#### Stored items
*** Begin section ***
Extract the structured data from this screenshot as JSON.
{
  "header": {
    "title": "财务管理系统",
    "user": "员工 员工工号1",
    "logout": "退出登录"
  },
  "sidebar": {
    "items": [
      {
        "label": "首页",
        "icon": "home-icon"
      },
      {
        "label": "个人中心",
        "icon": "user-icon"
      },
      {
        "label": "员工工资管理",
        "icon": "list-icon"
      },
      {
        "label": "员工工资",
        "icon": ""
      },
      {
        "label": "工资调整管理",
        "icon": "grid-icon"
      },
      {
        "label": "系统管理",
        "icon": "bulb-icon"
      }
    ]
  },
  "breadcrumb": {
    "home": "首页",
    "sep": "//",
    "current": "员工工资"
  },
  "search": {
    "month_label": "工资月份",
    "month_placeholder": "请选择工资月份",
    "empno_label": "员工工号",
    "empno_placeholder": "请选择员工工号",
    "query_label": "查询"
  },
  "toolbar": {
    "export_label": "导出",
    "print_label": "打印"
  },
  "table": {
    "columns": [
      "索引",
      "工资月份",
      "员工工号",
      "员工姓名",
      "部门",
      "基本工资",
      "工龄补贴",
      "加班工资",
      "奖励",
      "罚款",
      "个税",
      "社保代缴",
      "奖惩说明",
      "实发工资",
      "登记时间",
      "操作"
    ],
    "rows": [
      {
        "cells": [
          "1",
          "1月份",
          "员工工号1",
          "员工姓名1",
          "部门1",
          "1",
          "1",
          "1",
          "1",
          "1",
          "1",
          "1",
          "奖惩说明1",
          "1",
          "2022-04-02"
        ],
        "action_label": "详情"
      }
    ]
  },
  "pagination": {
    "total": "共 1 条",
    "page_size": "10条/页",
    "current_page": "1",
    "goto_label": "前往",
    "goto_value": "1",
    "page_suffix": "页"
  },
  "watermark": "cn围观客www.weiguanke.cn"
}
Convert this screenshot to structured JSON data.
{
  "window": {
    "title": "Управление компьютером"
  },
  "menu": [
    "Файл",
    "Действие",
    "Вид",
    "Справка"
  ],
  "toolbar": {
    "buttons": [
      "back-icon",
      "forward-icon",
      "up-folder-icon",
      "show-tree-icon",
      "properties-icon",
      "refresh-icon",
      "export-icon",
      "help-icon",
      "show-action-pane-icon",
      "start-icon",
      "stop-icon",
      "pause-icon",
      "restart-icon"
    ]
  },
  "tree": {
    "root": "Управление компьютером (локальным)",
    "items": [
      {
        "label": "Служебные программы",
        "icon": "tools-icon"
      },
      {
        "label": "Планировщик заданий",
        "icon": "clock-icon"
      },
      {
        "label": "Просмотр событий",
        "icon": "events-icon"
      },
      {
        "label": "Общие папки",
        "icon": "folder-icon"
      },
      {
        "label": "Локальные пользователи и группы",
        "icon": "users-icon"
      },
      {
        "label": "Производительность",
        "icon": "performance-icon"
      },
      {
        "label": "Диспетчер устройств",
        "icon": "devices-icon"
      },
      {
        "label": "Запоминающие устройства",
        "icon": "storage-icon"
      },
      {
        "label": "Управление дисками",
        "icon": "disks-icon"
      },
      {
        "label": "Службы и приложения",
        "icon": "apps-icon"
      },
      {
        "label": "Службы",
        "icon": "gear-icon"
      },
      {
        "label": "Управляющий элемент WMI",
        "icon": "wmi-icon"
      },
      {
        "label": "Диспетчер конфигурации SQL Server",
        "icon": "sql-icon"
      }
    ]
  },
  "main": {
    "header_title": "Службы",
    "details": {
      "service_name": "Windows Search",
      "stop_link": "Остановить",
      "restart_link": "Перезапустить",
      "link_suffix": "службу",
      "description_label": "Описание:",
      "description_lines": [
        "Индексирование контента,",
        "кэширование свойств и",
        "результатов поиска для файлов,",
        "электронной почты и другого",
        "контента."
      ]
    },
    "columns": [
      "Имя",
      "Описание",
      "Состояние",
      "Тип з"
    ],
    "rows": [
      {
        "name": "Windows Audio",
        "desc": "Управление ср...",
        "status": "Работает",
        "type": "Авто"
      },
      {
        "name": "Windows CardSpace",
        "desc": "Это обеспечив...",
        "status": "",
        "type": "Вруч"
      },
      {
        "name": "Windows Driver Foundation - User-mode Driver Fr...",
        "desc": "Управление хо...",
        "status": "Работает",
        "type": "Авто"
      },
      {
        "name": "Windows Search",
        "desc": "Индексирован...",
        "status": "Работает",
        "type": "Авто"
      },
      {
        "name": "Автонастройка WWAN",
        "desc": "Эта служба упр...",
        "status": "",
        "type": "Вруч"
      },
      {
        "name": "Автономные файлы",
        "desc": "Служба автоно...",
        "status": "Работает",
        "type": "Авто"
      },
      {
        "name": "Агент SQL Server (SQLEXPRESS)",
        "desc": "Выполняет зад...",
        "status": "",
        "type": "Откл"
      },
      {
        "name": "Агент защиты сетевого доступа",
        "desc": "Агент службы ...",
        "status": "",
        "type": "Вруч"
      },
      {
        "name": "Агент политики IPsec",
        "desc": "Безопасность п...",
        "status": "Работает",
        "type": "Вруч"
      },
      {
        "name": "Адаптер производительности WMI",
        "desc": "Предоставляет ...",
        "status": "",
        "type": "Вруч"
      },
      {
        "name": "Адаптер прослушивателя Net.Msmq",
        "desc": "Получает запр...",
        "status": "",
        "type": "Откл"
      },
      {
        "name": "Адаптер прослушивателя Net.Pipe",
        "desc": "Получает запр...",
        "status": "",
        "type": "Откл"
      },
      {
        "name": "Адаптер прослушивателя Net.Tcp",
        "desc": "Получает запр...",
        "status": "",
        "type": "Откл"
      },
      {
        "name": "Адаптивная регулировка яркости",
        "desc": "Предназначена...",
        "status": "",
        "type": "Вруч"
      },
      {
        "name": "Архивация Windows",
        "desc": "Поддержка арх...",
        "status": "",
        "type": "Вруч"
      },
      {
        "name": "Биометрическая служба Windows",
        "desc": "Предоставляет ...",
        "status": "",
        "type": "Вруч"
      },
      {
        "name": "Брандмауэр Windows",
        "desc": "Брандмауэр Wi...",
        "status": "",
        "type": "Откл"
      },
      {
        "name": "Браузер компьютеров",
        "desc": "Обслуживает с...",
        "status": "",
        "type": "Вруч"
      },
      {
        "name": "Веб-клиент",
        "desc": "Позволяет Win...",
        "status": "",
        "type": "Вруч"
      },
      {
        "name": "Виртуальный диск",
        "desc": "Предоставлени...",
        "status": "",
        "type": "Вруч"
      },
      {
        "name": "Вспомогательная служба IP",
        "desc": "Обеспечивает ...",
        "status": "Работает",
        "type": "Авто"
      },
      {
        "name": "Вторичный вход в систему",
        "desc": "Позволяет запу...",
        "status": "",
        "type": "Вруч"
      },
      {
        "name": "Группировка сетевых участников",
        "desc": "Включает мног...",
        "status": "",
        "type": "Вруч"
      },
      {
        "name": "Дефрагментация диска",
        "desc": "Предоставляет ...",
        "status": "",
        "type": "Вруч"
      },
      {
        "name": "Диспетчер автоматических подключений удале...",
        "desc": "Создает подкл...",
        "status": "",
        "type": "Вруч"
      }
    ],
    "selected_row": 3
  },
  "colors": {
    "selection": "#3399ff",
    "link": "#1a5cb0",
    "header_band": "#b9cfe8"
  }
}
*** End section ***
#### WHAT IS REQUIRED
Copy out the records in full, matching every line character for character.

#### ANSWER TO THIS PROBLEM
Extract the structured data from this screenshot as JSON.
{
  "header": {
    "title": "财务管理系统",
    "user": "员工 员工工号1",
    "logout": "退出登录"
  },
  "sidebar": {
    "items": [
      {
        "label": "首页",
        "icon": "home-icon"
      },
      {
        "label": "个人中心",
        "icon": "user-icon"
      },
      {
        "label": "员工工资管理",
        "icon": "list-icon"
      },
      {
        "label": "员工工资",
        "icon": ""
      },
      {
        "label": "工资调整管理",
        "icon": "grid-icon"
      },
      {
        "label": "系统管理",
        "icon": "bulb-icon"
      }
    ]
  },
  "breadcrumb": {
    "home": "首页",
    "sep": "//",
    "current": "员工工资"
  },
  "search": {
    "month_label": "工资月份",
    "month_placeholder": "请选择工资月份",
    "empno_label": "员工工号",
    "empno_placeholder": "请选择员工工号",
    "query_label": "查询"
  },
  "toolbar": {
    "export_label": "导出",
    "print_label": "打印"
  },
  "table": {
    "columns": [
      "索引",
      "工资月份",
      "员工工号",
      "员工姓名",
      "部门",
      "基本工资",
      "工龄补贴",
      "加班工资",
      "奖励",
      "罚款",
      "个税",
      "社保代缴",
      "奖惩说明",
      "实发工资",
      "登记时间",
      "操作"
    ],
    "rows": [
      {
        "cells": [
          "1",
          "1月份",
          "员工工号1",
          "员工姓名1",
          "部门1",
          "1",
          "1",
          "1",
          "1",
          "1",
          "1",
          "1",
          "奖惩说明1",
          "1",
          "2022-04-02"
        ],
        "action_label": "详情"
      }
    ]
  },
  "pagination": {
    "total": "共 1 条",
    "page_size": "10条/页",
    "current_page": "1",
    "goto_label": "前往",
    "goto_value": "1",
    "page_suffix": "页"
  },
  "watermark": "cn围观客www.weiguanke.cn"
}
Convert this screenshot to structured JSON data.
{
  "window": {
    "title": "Управление компьютером"
  },
  "menu": [
    "Файл",
    "Действие",
    "Вид",
    "Справка"
  ],
  "toolbar": {
    "buttons": [
      "back-icon",
      "forward-icon",
      "up-folder-icon",
      "show-tree-icon",
      "properties-icon",
      "refresh-icon",
      "export-icon",
      "help-icon",
      "show-action-pane-icon",
      "start-icon",
      "stop-icon",
      "pause-icon",
      "restart-icon"
    ]
  },
  "tree": {
    "root": "Управление компьютером (локальным)",
    "items": [
      {
        "label": "Служебные программы",
        "icon": "tools-icon"
      },
      {
        "label": "Планировщик заданий",
        "icon": "clock-icon"
      },
      {
        "label": "Просмотр событий",
        "icon": "events-icon"
      },
      {
        "label": "Общие папки",
        "icon": "folder-icon"
      },
      {
        "label": "Локальные пользователи и группы",
        "icon": "users-icon"
      },
      {
        "label": "Производительность",
        "icon": "performance-icon"
      },
      {
        "label": "Диспетчер устройств",
        "icon": "devices-icon"
      },
      {
        "label": "Запоминающие устройства",
        "icon": "storage-icon"
      },
      {
        "label": "Управление дисками",
        "icon": "disks-icon"
      },
      {
        "label": "Службы и приложения",
        "icon": "apps-icon"
      },
      {
        "label": "Службы",
        "icon": "gear-icon"
      },
      {
        "label": "Управляющий элемент WMI",
        "icon": "wmi-icon"
      },
      {
        "label": "Диспетчер конфигурации SQL Server",
        "icon": "sql-icon"
      }
    ]
  },
  "main": {
    "header_title": "Службы",
    "details": {
      "service_name": "Windows Search",
      "stop_link": "Остановить",
      "restart_link": "Перезапустить",
      "link_suffix": "службу",
      "description_label": "Описание:",
      "description_lines": [
        "Индексирование контента,",
        "кэширование свойств и",
        "результатов поиска для файлов,",
        "электронной почты и другого",
        "контента."
      ]
    },
    "columns": [
      "Имя",
      "Описание",
      "Состояние",
      "Тип з"
    ],
    "rows": [
      {
        "name": "Windows Audio",
        "desc": "Управление ср...",
        "status": "Работает",
        "type": "Авто"
      },
      {
        "name": "Windows CardSpace",
        "desc": "Это обеспечив...",
        "status": "",
        "type": "Вруч"
      },
      {
        "name": "Windows Driver Foundation - User-mode Driver Fr...",
        "desc": "Управление хо...",
        "status": "Работает",
        "type": "Авто"
      },
      {
        "name": "Windows Search",
        "desc": "Индексирован...",
        "status": "Работает",
        "type": "Авто"
      },
      {
        "name": "Автонастройка WWAN",
        "desc": "Эта служба упр...",
        "status": "",
        "type": "Вруч"
      },
      {
        "name": "Автономные файлы",
        "desc": "Служба автоно...",
        "status": "Работает",
        "type": "Авто"
      },
      {
        "name": "Агент SQL Server (SQLEXPRESS)",
        "desc": "Выполняет зад...",
        "status": "",
        "type": "Откл"
      },
      {
        "name": "Агент защиты сетевого доступа",
        "desc": "Агент службы ...",
        "status": "",
        "type": "Вруч"
      },
      {
        "name": "Агент политики IPsec",
        "desc": "Безопасность п...",
        "status": "Работает",
        "type": "Вруч"
      },
      {
        "name": "Адаптер производительности WMI",
        "desc": "Предоставляет ...",
        "status": "",
        "type": "Вруч"
      },
      {
        "name": "Адаптер прослушивателя Net.Msmq",
        "desc": "Получает запр...",
        "status": "",
        "type": "Откл"
      },
      {
        "name": "Адаптер прослушивателя Net.Pipe",
        "desc": "Получает запр...",
        "status": "",
        "type": "Откл"
      },
      {
        "name": "Адаптер прослушивателя Net.Tcp",
        "desc": "Получает запр...",
        "status": "",
        "type": "Откл"
      },
      {
        "name": "Адаптивная регулировка яркости",
        "desc": "Предназначена...",
        "status": "",
        "type": "Вруч"
      },
      {
        "name": "Архивация Windows",
        "desc": "Поддержка арх...",
        "status": "",
        "type": "Вруч"
      },
      {
        "name": "Биометрическая служба Windows",
        "desc": "Предоставляет ...",
        "status": "",
        "type": "Вруч"
      },
      {
        "name": "Брандмауэр Windows",
        "desc": "Брандмауэр Wi...",
        "status": "",
        "type": "Откл"
      },
      {
        "name": "Браузер компьютеров",
        "desc": "Обслуживает с...",
        "status": "",
        "type": "Вруч"
      },
      {
        "name": "Веб-клиент",
        "desc": "Позволяет Win...",
        "status": "",
        "type": "Вруч"
      },
      {
        "name": "Виртуальный диск",
        "desc": "Предоставлени...",
        "status": "",
        "type": "Вруч"
      },
      {
        "name": "Вспомогательная служба IP",
        "desc": "Обеспечивает ...",
        "status": "Работает",
        "type": "Авто"
      },
      {
        "name": "Вторичный вход в систему",
        "desc": "Позволяет запу...",
        "status": "",
        "type": "Вруч"
      },
      {
        "name": "Группировка сетевых участников",
        "desc": "Включает мног...",
        "status": "",
        "type": "Вруч"
      },
      {
        "name": "Дефрагментация диска",
        "desc": "Предоставляет ...",
        "status": "",
        "type": "Вруч"
      },
      {
        "name": "Диспетчер автоматических подключений удале...",
        "desc": "Создает подкл...",
        "status": "",
        "type": "Вруч"
      }
    ],
    "selected_row": 3
  },
  "colors": {
    "selection": "#3399ff",
    "link": "#1a5cb0",
    "header_band": "#b9cfe8"
  }
}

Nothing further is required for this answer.